The historic 2020 election drew historic donations from Adelson. In total, they spent $180 million, including $75 million to a super-PAC funding ads opposing Joe Biden and $1.2 million to a joint-fundraising committee backing Trump. At the time of his death, the couple disclosed over $500 million in donations over Adelson’s lifetime, mostly to Republicans, hawkish Israel policy, and conservative causes, according to Federal Election Commission filings.
The Final Hand

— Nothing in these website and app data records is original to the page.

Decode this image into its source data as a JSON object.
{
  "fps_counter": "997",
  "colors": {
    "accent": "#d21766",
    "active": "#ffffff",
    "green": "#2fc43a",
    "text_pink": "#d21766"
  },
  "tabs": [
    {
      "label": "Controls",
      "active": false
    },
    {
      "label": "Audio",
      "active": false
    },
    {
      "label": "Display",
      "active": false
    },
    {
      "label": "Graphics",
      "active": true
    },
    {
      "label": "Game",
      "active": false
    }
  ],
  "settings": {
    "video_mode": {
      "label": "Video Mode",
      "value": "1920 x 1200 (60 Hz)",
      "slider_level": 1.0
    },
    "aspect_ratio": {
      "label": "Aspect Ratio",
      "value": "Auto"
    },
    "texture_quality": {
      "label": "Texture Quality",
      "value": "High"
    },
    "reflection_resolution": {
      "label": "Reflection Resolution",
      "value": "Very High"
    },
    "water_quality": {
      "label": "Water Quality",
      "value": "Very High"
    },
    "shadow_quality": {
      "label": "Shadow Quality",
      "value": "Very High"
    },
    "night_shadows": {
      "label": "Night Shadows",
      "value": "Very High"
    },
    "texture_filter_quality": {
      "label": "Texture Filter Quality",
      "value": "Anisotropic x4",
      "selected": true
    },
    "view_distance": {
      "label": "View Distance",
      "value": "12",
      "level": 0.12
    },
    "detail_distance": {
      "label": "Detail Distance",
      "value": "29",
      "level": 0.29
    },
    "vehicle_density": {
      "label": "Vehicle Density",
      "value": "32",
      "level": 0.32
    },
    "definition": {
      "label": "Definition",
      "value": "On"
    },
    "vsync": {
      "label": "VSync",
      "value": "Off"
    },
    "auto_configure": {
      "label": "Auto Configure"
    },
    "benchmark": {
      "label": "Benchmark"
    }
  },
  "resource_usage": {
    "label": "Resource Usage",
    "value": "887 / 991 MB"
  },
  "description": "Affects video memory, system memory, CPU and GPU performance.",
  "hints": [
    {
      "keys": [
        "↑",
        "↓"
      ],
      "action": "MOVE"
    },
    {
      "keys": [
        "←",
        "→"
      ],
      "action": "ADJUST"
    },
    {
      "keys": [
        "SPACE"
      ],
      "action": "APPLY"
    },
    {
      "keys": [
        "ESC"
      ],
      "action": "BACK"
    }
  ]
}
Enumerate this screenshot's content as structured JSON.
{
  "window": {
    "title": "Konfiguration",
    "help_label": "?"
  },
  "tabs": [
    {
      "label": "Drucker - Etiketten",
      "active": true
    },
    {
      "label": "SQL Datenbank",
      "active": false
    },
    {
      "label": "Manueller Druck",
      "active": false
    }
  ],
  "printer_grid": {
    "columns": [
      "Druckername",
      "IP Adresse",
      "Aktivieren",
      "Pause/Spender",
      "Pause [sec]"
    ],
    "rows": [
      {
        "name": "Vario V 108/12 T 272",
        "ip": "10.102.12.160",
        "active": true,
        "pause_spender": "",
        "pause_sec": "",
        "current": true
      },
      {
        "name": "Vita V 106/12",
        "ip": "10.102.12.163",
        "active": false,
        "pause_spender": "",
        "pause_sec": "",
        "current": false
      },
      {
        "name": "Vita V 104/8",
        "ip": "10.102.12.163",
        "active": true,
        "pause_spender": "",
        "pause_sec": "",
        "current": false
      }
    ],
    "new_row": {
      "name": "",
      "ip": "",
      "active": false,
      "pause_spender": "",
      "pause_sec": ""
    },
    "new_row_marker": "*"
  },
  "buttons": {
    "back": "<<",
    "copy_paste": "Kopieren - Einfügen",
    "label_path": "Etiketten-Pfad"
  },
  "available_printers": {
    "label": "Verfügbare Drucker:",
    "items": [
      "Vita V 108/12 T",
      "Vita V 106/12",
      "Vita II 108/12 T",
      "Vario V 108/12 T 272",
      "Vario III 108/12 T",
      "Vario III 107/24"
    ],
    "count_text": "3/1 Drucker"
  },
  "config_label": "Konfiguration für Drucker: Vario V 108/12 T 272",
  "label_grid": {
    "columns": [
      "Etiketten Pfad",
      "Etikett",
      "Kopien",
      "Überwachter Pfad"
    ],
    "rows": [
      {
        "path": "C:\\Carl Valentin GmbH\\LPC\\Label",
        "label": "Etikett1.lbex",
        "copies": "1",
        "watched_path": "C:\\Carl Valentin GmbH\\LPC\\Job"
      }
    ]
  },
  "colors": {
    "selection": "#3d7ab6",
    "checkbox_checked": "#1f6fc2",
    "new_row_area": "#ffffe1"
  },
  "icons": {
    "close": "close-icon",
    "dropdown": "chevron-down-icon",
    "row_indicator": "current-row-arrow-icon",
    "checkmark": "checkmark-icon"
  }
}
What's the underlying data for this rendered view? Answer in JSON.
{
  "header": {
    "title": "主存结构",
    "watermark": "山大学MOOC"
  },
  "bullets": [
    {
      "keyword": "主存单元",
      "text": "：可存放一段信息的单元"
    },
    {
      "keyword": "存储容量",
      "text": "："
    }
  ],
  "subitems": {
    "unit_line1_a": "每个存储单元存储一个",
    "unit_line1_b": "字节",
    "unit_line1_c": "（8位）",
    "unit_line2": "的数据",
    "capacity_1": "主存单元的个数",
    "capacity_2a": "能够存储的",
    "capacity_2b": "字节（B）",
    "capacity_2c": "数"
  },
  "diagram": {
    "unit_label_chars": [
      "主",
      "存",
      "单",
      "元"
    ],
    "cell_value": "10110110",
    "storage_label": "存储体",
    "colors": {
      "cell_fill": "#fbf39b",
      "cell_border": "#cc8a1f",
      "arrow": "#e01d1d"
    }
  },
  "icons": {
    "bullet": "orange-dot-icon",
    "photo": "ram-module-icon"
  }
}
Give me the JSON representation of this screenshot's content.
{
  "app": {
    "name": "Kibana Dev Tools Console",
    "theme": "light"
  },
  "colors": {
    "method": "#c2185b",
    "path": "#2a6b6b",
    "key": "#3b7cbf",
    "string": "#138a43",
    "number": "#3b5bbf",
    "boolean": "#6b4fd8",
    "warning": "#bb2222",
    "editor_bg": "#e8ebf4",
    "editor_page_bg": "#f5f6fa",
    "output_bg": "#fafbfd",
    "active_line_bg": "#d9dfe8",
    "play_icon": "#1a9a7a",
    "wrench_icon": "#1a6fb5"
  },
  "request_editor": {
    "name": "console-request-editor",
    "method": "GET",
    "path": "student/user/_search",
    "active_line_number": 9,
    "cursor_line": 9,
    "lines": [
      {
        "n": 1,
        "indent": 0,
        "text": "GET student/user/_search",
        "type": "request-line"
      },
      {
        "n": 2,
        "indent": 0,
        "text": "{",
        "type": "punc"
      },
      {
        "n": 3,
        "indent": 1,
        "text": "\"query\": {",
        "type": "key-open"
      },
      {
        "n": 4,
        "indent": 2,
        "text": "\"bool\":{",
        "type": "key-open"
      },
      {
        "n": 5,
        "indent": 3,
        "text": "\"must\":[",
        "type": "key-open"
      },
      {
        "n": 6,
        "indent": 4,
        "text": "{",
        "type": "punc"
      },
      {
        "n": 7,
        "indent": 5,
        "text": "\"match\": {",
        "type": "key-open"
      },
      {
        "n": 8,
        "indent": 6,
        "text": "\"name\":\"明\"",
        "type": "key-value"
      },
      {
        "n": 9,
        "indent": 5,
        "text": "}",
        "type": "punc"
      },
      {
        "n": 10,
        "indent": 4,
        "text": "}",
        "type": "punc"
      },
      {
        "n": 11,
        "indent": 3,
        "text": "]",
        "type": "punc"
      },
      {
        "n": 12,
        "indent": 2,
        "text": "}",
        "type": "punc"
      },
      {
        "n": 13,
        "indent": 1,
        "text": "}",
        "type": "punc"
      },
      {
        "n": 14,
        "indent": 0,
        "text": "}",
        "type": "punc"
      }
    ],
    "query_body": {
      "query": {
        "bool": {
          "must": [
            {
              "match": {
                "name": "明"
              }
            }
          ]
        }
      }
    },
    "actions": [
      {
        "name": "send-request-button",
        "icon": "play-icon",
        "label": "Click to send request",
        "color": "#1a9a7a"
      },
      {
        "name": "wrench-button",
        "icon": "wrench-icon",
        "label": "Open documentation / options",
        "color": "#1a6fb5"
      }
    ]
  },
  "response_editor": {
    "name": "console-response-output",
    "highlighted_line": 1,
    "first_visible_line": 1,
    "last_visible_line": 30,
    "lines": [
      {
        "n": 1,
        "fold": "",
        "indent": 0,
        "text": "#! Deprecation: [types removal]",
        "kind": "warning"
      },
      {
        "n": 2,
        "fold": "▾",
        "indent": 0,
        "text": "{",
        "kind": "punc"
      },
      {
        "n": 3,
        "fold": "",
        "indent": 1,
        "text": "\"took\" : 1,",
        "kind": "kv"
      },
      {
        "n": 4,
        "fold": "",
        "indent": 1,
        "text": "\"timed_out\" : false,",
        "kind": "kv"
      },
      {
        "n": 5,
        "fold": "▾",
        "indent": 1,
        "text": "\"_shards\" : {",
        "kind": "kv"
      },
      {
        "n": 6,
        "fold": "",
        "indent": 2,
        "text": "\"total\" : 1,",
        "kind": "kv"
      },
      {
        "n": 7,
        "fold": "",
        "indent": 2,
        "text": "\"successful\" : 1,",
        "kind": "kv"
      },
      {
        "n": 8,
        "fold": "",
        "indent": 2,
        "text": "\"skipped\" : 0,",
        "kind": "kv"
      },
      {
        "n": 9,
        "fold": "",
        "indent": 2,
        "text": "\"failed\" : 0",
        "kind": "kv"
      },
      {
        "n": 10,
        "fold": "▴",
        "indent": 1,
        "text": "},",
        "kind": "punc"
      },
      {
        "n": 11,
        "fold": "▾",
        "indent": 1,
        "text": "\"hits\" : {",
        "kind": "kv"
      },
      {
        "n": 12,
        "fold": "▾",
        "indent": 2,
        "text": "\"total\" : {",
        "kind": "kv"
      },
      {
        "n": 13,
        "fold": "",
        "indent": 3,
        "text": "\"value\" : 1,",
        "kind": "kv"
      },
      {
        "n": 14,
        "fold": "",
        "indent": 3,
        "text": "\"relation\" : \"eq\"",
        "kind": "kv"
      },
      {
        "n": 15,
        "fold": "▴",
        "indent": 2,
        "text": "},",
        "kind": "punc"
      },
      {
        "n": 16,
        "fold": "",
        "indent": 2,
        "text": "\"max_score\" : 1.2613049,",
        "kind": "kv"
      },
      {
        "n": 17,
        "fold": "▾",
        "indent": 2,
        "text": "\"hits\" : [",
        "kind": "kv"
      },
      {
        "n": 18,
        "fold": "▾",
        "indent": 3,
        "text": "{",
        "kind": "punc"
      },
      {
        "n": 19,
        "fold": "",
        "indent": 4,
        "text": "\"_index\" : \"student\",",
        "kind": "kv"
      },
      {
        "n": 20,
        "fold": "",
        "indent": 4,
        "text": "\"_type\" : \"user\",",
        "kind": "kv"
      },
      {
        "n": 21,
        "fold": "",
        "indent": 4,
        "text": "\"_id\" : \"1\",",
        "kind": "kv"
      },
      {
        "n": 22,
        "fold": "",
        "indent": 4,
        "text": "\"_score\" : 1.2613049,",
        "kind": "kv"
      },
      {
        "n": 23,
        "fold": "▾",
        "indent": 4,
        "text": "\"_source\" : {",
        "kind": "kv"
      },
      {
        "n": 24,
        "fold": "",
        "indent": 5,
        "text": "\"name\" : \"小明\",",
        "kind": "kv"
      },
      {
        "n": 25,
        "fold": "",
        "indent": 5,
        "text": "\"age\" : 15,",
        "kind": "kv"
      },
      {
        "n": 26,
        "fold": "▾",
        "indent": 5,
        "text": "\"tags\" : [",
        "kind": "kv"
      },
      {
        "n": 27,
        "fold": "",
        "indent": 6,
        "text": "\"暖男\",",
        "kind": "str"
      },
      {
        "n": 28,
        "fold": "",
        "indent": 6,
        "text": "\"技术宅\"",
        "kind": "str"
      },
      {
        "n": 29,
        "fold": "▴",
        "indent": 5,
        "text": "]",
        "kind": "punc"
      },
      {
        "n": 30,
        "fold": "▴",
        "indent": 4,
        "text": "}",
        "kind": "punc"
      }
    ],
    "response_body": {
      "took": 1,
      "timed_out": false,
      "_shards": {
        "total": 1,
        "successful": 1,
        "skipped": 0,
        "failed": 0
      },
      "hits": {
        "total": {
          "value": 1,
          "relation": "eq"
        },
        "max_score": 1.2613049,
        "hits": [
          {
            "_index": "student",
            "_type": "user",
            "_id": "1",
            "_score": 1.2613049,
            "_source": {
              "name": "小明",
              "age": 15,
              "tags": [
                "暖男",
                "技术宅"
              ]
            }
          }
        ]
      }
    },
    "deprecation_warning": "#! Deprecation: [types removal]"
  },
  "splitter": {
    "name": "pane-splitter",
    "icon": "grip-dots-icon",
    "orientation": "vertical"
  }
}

For Adelson and Las Vegas Sands shareholders, 2020 started on a high note. In early January shares of Sands hit a one year high with a market cap topping $56 billion. Soon, like the rest of the economy, the Covid-19 pandemic brought his gaming and resort empire to a grinding halt for months. Las Vegas Sands’ stock crashed 54% in March from its 52-week high. The next month Sands suspended its dividend program.
In October, Sands reported that its third quarter revenues were down 82% from a year ago. In Macao, the most important market for the company, sales were down 92%.
But, Las Vegas Sands has been able to weather the downturn. Once nearly crushed under its own debt during the 2008 recession, today it boasts one of the strongest balance sheets in the industry and has enough cash to operate without revenue for more than 18 months. Betting on brighter days ahead, Sands continues to invest billions of dollars in its mega-properties in Macao and Singapore.
Adelson’s global wager seems to again be paying off. A Deutsche Bank research note published in October, reaffirmed a buy rating for Las Vegas Sands, noting that Covid-19 and the presidential election could make business tough for casino operators with assets only in the U.S. But Sands is in a good position as 90 percent of its profits come from its Asian properties.
In fact, before his death, Adelson looked to be cashing in the chips of his American business. In October, news broke that the company is exploring a sale of its iconic Vegas assets— the Venetian, the Palazzo, and the Sands Expo Convention Center. The properties could go for $6 billion.
There were signs too that he was closing out his Trump wager. In November the Las Review-Journal, which Adelson bought in 2015, published an editorial calling for Trump to concede his loss to President-elect Joe Biden and laid into Trump’s false claims of a “rigged” election.
The Review-Journal endorsed Trump in 2016 and 2020, and although former Review-Journal employees said that Adelson was hands-off when it came to the newspaper’s content, at times the Adelsons’ political views, and even their own words, found their way onto the pages of their paper.
Editors at the paper refused to speak on whether Adelson approved the editorial or not. But what’s most interesting about the piece is not whether Adelson approved, but what it represents—one of the biggest Republican donors in history indirectly signaled to Trump that he lost and it’s time to leave.
Still on January 12, President Trump, who has remained mostly silent and hidden since the riot on Congress, briefly emerged to release a press statement on his benefactor’s death. “Sheldon lived the true American dream. His ingenuity, genius, and creativity earned him immense wealth, but his character and philanthropic generosity his great name.”
Whether or not Adelson formally cut ties with Trump, it’s hard to miss the irony that one of the largest and most influential players in Republican politics died during the tumultuous and chaotic waning days of Trump’s presidency.
While Adelson has passed, his influence in politics and gambling will remain—his wife Miriam and his family now steer a fortune north of $30 billion.
Michela Tindera contributed reporting to this story.